(App and web page records)
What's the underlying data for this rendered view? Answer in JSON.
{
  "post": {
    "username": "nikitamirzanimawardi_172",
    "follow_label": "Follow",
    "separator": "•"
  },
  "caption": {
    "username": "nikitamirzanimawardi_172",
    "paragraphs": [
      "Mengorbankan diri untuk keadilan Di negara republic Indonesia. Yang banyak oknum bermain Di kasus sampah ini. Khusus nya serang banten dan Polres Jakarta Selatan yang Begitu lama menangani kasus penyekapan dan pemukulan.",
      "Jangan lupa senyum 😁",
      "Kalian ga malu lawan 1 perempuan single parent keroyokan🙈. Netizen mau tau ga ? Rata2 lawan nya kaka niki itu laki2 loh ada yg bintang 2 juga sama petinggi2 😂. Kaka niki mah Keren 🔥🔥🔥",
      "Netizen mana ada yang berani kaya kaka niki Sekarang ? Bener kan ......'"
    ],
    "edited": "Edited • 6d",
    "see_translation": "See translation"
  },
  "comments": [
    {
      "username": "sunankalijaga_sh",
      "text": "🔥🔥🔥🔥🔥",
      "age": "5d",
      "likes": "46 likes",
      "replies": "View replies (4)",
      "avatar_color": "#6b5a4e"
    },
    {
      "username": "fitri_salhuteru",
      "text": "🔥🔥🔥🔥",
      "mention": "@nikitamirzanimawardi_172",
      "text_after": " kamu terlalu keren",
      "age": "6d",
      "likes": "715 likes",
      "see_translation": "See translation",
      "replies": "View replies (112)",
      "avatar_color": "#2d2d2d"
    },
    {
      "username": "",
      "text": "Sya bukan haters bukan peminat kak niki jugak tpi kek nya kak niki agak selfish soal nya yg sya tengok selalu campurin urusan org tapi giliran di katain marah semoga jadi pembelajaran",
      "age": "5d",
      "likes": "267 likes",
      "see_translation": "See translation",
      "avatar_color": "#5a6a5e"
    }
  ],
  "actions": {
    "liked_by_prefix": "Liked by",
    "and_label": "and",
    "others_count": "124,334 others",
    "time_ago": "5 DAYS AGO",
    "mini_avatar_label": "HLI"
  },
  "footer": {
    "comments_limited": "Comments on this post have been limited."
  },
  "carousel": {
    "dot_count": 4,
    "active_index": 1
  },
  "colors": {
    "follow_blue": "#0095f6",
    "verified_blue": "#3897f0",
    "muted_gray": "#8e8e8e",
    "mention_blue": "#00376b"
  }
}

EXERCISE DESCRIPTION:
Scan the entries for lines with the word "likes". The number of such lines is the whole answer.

REPLY TO THE TASK:
3